### Problem details:
Every line below containing the word "Customer" should be found and copied.

Stored entries
>>>>

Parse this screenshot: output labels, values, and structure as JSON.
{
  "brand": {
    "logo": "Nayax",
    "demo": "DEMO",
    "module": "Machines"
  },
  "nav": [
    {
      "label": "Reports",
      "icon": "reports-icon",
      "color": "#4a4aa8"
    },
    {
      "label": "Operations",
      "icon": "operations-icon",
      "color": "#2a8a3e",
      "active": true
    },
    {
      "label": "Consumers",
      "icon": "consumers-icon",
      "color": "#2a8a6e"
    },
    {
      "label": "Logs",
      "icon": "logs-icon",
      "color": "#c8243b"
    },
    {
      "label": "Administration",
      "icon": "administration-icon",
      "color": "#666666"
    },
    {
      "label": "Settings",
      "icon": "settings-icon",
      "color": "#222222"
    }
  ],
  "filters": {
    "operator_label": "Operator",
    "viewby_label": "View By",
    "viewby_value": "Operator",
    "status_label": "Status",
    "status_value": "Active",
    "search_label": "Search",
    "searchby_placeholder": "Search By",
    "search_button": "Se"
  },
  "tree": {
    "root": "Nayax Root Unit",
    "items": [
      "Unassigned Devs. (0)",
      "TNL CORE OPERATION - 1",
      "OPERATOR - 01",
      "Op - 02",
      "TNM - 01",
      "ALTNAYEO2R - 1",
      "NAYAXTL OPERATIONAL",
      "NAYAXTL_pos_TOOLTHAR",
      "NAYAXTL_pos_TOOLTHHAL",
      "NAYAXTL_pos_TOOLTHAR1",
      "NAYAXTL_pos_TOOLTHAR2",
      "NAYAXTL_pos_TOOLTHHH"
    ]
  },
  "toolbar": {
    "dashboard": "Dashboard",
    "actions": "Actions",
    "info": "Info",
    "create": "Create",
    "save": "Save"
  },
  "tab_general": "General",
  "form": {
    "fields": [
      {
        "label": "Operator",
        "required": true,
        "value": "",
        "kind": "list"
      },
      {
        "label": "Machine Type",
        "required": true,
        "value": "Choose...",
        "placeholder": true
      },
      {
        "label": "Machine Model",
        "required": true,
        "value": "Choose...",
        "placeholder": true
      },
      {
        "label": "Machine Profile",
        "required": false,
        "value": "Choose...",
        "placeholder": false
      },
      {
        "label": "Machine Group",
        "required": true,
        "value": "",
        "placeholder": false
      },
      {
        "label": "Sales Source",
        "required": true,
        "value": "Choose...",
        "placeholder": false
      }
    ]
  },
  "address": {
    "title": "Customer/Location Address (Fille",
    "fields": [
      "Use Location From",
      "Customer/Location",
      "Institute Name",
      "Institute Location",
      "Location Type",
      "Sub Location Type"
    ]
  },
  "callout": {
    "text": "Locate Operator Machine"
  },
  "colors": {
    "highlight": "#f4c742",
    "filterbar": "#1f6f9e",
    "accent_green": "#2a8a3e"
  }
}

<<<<

### The completed task:
    "title": "Customer/Location Address (Fille",
      "Customer/Location",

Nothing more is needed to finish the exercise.